Throwing Logs on the Fire
How the Australian Bushfires are Indicative of Something Greater
This is a guest post by Immigration Advice Service.
David Hildebrand is a content writer for the Immigration Advice Service, an organisation of immigration lawyers providing free advice and support to asylum seekers and victims of abuse
With the world recently rocked by the horrific bushfires in Australia, the Australian Government has felt the ire of the media, environmental campaign groups, and the outraged Australian public over its handling of the situation. One of the devastating yet underrepresented tragedies of the bushfires is the displacement of the indigenous Australian population, where spiritual connection to the land runs deep within their culture and history. This catastrophe has its roots within the current economic systems that have propagated the acceleration of manmade climate change.
The bushfire crisis sheds light upon the ways in which predominantly Western states have responded to those who are forced to migrate due to the climate crisis. However, Australia is just one visible case study of this; the implications of Australian policy are symptomatic of how many other governments have approached the climate crisis.
Though indigenous Australian identity varies by region, language, and family among much else, one of the unifying features is the significance of land. This is expressed spiritually through Dreamtime; stories of how the world was created. These include the origins of mountains such as Mount Gulaga, the formation of canyons due to the Rainbow Serpent’s travels to find his tribe, and even how the first boomerang came into being.
As global heating continues to ravage indigenous land, both their physical and cultural existence is at risk. For indigenous populations, the destruction of land threatens their lives far beyond that of material possessions; it endangers their very identity. In 2018, Baloon Cave – an extensive rock art site in Carnarvon Gorge Central Queensland – sustained heavy damage after a bushfire. The reaction from the indigenous community reinforces just how vulnerable their cultural heritage is – and it is the brutality of colonialism which paved the way for these losses.
The compounding of colonialist sentiment and practice against the indigenous population has spurred resentment and division for thousands of years, and understandably so. As colonialist endeavour pioneered the fossil fuel economy, the dispossession of indigenous land became increasingly common in the search for energy sources.
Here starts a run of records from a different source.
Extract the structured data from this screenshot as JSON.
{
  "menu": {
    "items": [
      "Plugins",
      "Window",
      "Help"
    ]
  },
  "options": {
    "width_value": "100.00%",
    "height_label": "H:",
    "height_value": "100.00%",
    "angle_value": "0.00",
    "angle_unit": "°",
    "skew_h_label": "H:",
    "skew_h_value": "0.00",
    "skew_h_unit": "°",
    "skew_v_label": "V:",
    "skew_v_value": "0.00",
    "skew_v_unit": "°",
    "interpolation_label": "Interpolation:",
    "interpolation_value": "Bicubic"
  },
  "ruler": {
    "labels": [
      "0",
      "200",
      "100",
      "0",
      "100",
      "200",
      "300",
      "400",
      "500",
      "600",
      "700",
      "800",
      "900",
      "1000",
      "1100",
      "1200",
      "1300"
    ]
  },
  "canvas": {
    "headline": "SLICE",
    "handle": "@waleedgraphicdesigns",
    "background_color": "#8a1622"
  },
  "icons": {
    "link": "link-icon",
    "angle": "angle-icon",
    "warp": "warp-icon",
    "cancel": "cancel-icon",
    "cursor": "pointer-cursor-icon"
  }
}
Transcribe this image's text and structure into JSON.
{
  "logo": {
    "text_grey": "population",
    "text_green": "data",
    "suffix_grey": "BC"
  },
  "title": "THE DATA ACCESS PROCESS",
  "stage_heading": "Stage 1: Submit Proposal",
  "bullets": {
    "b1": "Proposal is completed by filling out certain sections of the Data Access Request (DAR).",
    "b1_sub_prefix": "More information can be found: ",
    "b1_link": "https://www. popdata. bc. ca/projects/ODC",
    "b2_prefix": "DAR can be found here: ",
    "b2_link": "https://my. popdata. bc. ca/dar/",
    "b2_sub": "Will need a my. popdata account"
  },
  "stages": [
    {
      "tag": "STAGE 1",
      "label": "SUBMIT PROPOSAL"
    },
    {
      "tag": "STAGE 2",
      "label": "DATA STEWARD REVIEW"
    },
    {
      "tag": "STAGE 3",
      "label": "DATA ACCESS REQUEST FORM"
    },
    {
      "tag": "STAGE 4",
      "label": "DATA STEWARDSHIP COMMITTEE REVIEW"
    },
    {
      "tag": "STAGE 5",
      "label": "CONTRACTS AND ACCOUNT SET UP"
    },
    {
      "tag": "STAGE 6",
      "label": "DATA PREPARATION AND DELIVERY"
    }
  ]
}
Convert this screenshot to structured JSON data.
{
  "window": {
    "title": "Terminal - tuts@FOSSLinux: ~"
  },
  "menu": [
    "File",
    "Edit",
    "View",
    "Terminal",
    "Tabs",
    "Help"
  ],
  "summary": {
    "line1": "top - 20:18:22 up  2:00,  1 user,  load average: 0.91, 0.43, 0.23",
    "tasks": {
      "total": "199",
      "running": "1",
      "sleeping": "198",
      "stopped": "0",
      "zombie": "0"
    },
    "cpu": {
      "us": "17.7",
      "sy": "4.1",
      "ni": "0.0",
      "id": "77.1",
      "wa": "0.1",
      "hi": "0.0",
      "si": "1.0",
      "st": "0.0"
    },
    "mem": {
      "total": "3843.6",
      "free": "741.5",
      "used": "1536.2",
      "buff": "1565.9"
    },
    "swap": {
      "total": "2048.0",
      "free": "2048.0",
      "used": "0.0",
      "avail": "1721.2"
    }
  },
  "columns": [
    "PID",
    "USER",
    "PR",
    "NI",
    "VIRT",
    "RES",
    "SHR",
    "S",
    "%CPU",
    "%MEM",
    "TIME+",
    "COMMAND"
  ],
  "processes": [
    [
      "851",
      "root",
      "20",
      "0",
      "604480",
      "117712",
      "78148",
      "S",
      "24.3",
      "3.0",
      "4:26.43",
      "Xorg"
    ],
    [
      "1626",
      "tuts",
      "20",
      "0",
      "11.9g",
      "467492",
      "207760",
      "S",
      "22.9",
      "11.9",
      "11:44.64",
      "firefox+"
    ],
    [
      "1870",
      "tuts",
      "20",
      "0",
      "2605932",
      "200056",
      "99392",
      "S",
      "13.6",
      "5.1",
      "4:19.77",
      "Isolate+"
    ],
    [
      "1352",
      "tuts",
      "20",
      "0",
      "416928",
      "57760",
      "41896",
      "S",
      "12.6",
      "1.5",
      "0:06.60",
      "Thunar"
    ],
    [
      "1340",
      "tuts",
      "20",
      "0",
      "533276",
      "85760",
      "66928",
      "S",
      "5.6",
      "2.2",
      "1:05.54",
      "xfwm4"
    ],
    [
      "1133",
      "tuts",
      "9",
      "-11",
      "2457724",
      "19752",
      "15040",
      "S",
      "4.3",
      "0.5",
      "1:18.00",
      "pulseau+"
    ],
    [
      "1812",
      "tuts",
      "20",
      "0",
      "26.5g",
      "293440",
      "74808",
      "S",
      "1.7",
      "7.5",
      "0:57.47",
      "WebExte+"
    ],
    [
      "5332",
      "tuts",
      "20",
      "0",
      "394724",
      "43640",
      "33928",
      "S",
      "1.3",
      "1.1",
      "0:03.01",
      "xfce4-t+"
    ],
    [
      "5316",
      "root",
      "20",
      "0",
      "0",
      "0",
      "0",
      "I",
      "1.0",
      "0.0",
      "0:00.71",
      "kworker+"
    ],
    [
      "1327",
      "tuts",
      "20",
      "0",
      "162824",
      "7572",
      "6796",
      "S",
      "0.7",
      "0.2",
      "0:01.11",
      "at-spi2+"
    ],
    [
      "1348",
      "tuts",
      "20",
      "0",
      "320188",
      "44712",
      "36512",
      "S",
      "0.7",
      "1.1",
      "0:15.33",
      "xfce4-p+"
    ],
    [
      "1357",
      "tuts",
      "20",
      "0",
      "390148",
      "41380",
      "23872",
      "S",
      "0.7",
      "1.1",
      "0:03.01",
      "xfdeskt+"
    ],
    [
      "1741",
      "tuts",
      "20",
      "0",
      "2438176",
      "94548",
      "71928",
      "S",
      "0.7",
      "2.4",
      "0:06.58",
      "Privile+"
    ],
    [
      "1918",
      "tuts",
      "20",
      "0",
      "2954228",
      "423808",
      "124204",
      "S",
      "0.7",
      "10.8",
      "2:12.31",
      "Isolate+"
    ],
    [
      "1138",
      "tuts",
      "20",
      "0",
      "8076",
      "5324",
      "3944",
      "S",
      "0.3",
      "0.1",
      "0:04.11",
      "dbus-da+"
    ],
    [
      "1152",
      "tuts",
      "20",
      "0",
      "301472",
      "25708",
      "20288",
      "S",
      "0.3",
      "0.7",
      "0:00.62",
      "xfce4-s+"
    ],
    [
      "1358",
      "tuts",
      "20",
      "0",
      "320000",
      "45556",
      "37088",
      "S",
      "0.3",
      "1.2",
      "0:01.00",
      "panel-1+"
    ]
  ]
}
Colonial legacies of eradication, dispossession, assimilation and racism continue to impact the lived realities of Aboriginal peoples. Various links to human rights abuses from the fossil fuel industry have done little to quell the continued accusations of colonialist-like practice.
It is no secret that there is big business in non-renewable energy resources. Australia happens to be one of the most invested countries in the fossil fuel trade, deriving the bulk of its energy from burning coal – a fuel that last year was its largest export earner. Australia accounts for 1.3 per cent of global greenhouse gas emissions and is the fourth-largest coal producer, behind China, India, and the United States. In essence, Australia continues to profit from using energy sources that contribute heavily to Global Carbon Emissions at the expense of others.
This has been brought into painful perspective, as even though Australia has been ravaged by bushfires linked to climate change, it is the poorest countries in the world which contribute the least to global heating that feel the effects foremost. Small countries such as the Bahamas – responsible for just 0.02 per cent of global emissions – has repeatedly fallen victim to extreme weather, and faces slower-moving threats such as sea-level rises. Others include the Maldives, Vanuatu, and Tuvalu (both East of Australia). Tellingly, an Oxfam report found that the average Brit will emit more carbon in the first two weeks of 2020 than the citizens of seven African nations emit in an entire year.
Yet, despite Australia’s substantial contributions to the global climate crisis, its government continues to exemplify the contrast in how first-world countries and developing nations around the world respond to the concurrent refugee crisis – one that is inevitably exacerbated by climate change. Australia has acted most egregiously via the use of offshore internment camps on the islands of Manus and Republic of Nauru for holding refugees. This has cost several lives, the mental and physical health of thousands of refugees and billions of dollars, as well as numerous cases of inhumane treatment and abuses. Evidently, it is the countries which contribute the most towards carbon emissions and climate change, that refuse to support and protect those as a result of their actions.
Thankfully, there are examples of other countries who are willing to deal with the crisis at hand, rather than ignoring the suffering of thousands. This includes the efforts of far lower-income countries such as Uganda, Ethiopia and Columbia, all of whom have stepped up to welcoming and allowing refugees to work and move freely within their countries. Those that continue to evade responsibility include the likes of the US, with a zero-tolerance policy at its Southern border, as well as the European Union’s indecision which has left 40,000 refugees stranded on various Greek Islands.
It is easy to become defeatist in the face of Western indifference, irresponsibility and often cruelty whilst at the whim of governments that continuously exploit the planet in the pursuit of profit. Yet, on the contrary, government policy can dramatically pave the way towards a low-carbon future. This means businesses must support progressive climate policies and must get behind those who work tirelessly to promote their implementation. It is possible to spark real change by backing those who promise a radical shift in policy, prioritise a green revolution, and who wish to tackle global inequality.